BILL MOYERS: As you talk about the relationship between poetry and physics, you make me think that maybe the poets anticipated you physicists. It was Blake, after all, who talked about seeing the universe in a grain of sand.
CHEN NING YANG: Yes, yes. That was a beautiful poem. We do have the feeling when we are confronted with something which we know is concentrated structure. And when we reflect that this is son of the secret of nature there is oftentimes a deep feeling of awe. It’s as if we are seeing something that we shouldn’t see.
BILL MOYERS: Shouldn’t see? Forbidden territory?
CHEN NING YANG: Yes, because it has a certain aura of sacredness. It has a certain aura of power. And when you are confronted with that, undoubtedly you have a feeling that this shouldn’t have been seen by a moral man. And I oftentimes describe that as what I would call the deepest religious feeling. And it is, I believe.
BILL MOYERS: As you go deeper and deeper, is there any evidence to suggest to you that there is out there somewhere in the universe a complex intelligence that is the shaper of this beauty, the artist, the composer of this poetry?

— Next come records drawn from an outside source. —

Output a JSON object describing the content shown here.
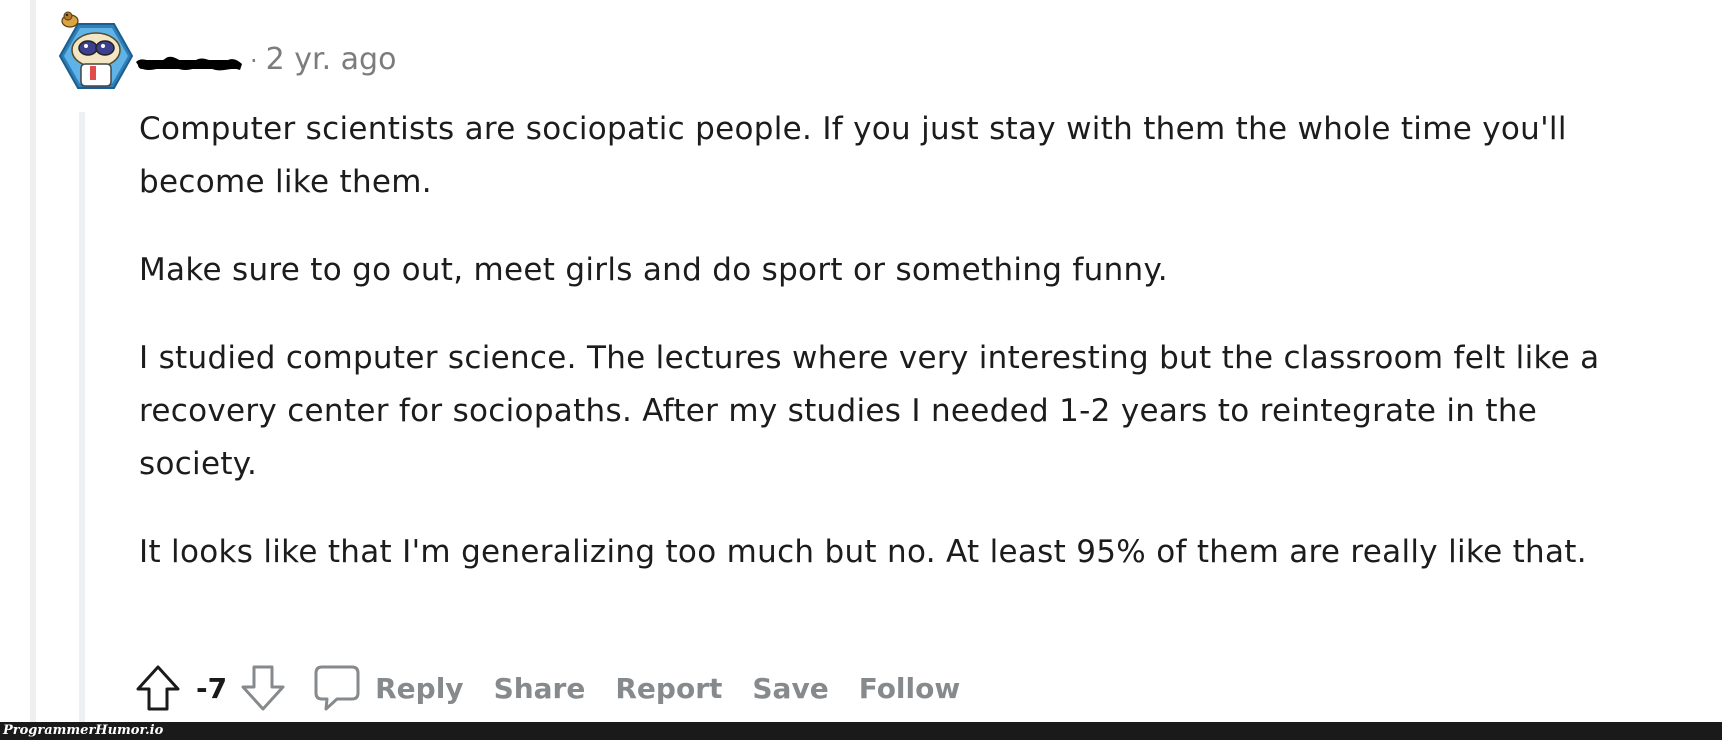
{
  "comment": {
    "timestamp": "2 yr. ago",
    "separator": "·",
    "paragraphs": [
      "Computer scientists are sociopatic people. If you just stay with them the whole time you'll become like them.",
      "Make sure to go out, meet girls and do sport or something funny.",
      "I studied computer science. The lectures where very interesting but the classroom felt like a recovery center for sociopaths. After my studies I needed 1-2 years to reintegrate in the society.",
      "It looks like that I'm generalizing too much but no. At least 95% of them are really like that."
    ],
    "vote_count": "-7"
  },
  "actions": {
    "reply_label": "Reply",
    "share_label": "Share",
    "report_label": "Report",
    "save_label": "Save",
    "follow_label": "Follow"
  },
  "icons": {
    "upvote": "arrow-up-outline-icon",
    "downvote": "arrow-down-outline-icon",
    "reply": "speech-bubble-icon"
  },
  "colors": {
    "text": "#1c1c1c",
    "muted": "#878a8c",
    "thread_line": "#edeff1",
    "watermark_bar": "#1a1a1a"
  },
  "watermark": {
    "text": "ProgrammerHumor.io"
  }
}
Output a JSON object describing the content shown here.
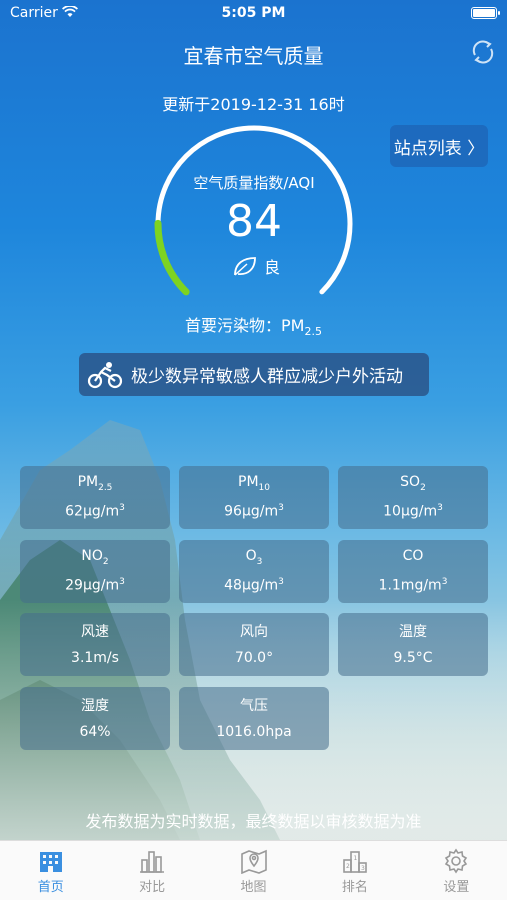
{
  "status_bar": {
    "carrier": "Carrier",
    "time": "5:05 PM"
  },
  "nav": {
    "title": "宜春市空气质量"
  },
  "updated": "更新于2019-12-31 16时",
  "station_button": "站点列表 〉",
  "aqi": {
    "label": "空气质量指数/AQI",
    "value": "84",
    "level": "良",
    "fraction": 0.168,
    "color": "#7ed321"
  },
  "primary_pollutant": {
    "prefix": "首要污染物：",
    "name": "PM",
    "sub": "2.5"
  },
  "advice": "极少数异常敏感人群应减少户外活动",
  "metrics": [
    {
      "name": "PM",
      "sub": "2.5",
      "value": "62μg/m",
      "sup": "3"
    },
    {
      "name": "PM",
      "sub": "10",
      "value": "96μg/m",
      "sup": "3"
    },
    {
      "name": "SO",
      "sub": "2",
      "value": "10μg/m",
      "sup": "3"
    },
    {
      "name": "NO",
      "sub": "2",
      "value": "29μg/m",
      "sup": "3"
    },
    {
      "name": "O",
      "sub": "3",
      "value": "48μg/m",
      "sup": "3"
    },
    {
      "name": "CO",
      "sub": "",
      "value": "1.1mg/m",
      "sup": "3"
    },
    {
      "name": "风速",
      "sub": "",
      "value": "3.1m/s",
      "sup": ""
    },
    {
      "name": "风向",
      "sub": "",
      "value": "70.0°",
      "sup": ""
    },
    {
      "name": "温度",
      "sub": "",
      "value": "9.5°C",
      "sup": ""
    },
    {
      "name": "湿度",
      "sub": "",
      "value": "64%",
      "sup": ""
    },
    {
      "name": "气压",
      "sub": "",
      "value": "1016.0hpa",
      "sup": ""
    }
  ],
  "footer_note": "发布数据为实时数据，最终数据以审核数据为准",
  "tabs": [
    {
      "label": "首页",
      "icon": "home-building-icon",
      "active": true
    },
    {
      "label": "对比",
      "icon": "bar-chart-icon",
      "active": false
    },
    {
      "label": "地图",
      "icon": "map-pin-icon",
      "active": false
    },
    {
      "label": "排名",
      "icon": "ranking-icon",
      "active": false
    },
    {
      "label": "设置",
      "icon": "gear-icon",
      "active": false
    }
  ]
}
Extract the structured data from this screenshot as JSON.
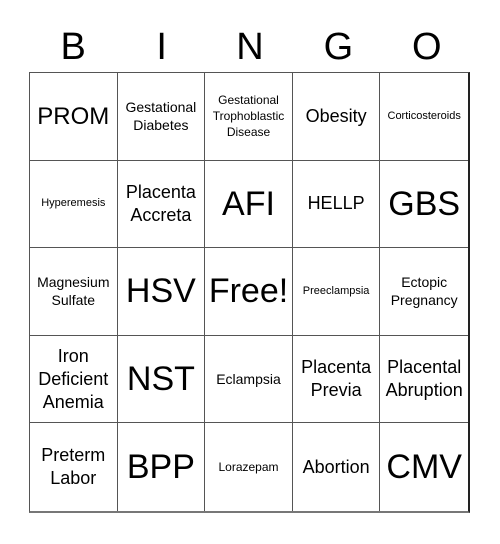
{
  "header": {
    "letters": [
      "B",
      "I",
      "N",
      "G",
      "O"
    ]
  },
  "cells": [
    {
      "text": "PROM",
      "size": "s-lg"
    },
    {
      "text": "Gestational Diabetes",
      "size": "s-sm"
    },
    {
      "text": "Gestational Trophoblastic Disease",
      "size": "s-xs"
    },
    {
      "text": "Obesity",
      "size": "s-md"
    },
    {
      "text": "Corticosteroids",
      "size": "s-xxs"
    },
    {
      "text": "Hyperemesis",
      "size": "s-xxs"
    },
    {
      "text": "Placenta Accreta",
      "size": "s-md"
    },
    {
      "text": "AFI",
      "size": "s-xl"
    },
    {
      "text": "HELLP",
      "size": "s-md"
    },
    {
      "text": "GBS",
      "size": "s-xl"
    },
    {
      "text": "Magnesium Sulfate",
      "size": "s-sm"
    },
    {
      "text": "HSV",
      "size": "s-xl"
    },
    {
      "text": "Free!",
      "size": "s-xl"
    },
    {
      "text": "Preeclampsia",
      "size": "s-xxs"
    },
    {
      "text": "Ectopic Pregnancy",
      "size": "s-sm"
    },
    {
      "text": "Iron Deficient Anemia",
      "size": "s-md"
    },
    {
      "text": "NST",
      "size": "s-xl"
    },
    {
      "text": "Eclampsia",
      "size": "s-sm"
    },
    {
      "text": "Placenta Previa",
      "size": "s-md"
    },
    {
      "text": "Placental Abruption",
      "size": "s-md"
    },
    {
      "text": "Preterm Labor",
      "size": "s-md"
    },
    {
      "text": "BPP",
      "size": "s-xl"
    },
    {
      "text": "Lorazepam",
      "size": "s-xs"
    },
    {
      "text": "Abortion",
      "size": "s-md"
    },
    {
      "text": "CMV",
      "size": "s-xl"
    }
  ]
}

CHEN NING YANG: I wish I knew how to answer that question, because you can say it cannot be an accident that things are structured in this way; you have simultaneously beautiful things, concentrated things and yet it describes the infinite complexity of all the manifestations that grow out of it. This is just absolutely marvelous. How come? I don’t know how to answer that question.
BILL MOYERS: Because what people grope to understand — and I think: this was partly behind my correspondent who wrote me the letter that I just read to you — is whether or not human beings are only a bundle of protons and neurons, a swirling collection of quarks.
CHEN NING YANG: If you ask me the question, “Why is there mankind? Why do we have brains which enable us to make these penetrating studies?” I don’t know how to answer that. And these are questions which are deeply religious in flavor. But it is a fact. Now this oftentimes leads to another discussion. Does this mean that we will eventually understand everything? We have something like 10 billion neurons, maybe 100 billion.
BILL MOYERS: Each one of us?
CHEN NING YANG: Yes. And each neuron has something like 10,000 to 100,000 synapses. These are connections. So this is a very complicated thing. But nevertheless, it’s finite. And so I believe there are limitations of our ability to understand things because we have a finite number of neurons. So therefore, there will be, in my opinion, a final limit to the human ability to comprehend the most subtle, the most beautiful, the most complex equations. However I would say we should not worry about it because that limit is still very far in the future. We don’t have to worry about it for many centuries perhaps.
BILL MOYERS: Everybody is turning to science, even if they don’t understand it, for answers; whether it’s curing AIDS or putting a man on the moon. Has science become the new religion?
CHEN NING YANG: Science has become something that everybody knows he has to pay attention to, but not everybody is a believer. So I don’t think we should equate science with religion. But, that science is progressively playing a more and more important part in the life of every individual, is obvious. And I think: this is likely to increase even further in the future.
BILL MOYERS: [voice-over] From the State University of New York at Stonybrook, this has been a conversation with Chen Ning Yang. I’m Bill Moyers.
This transcript was entered on August 19, 2015.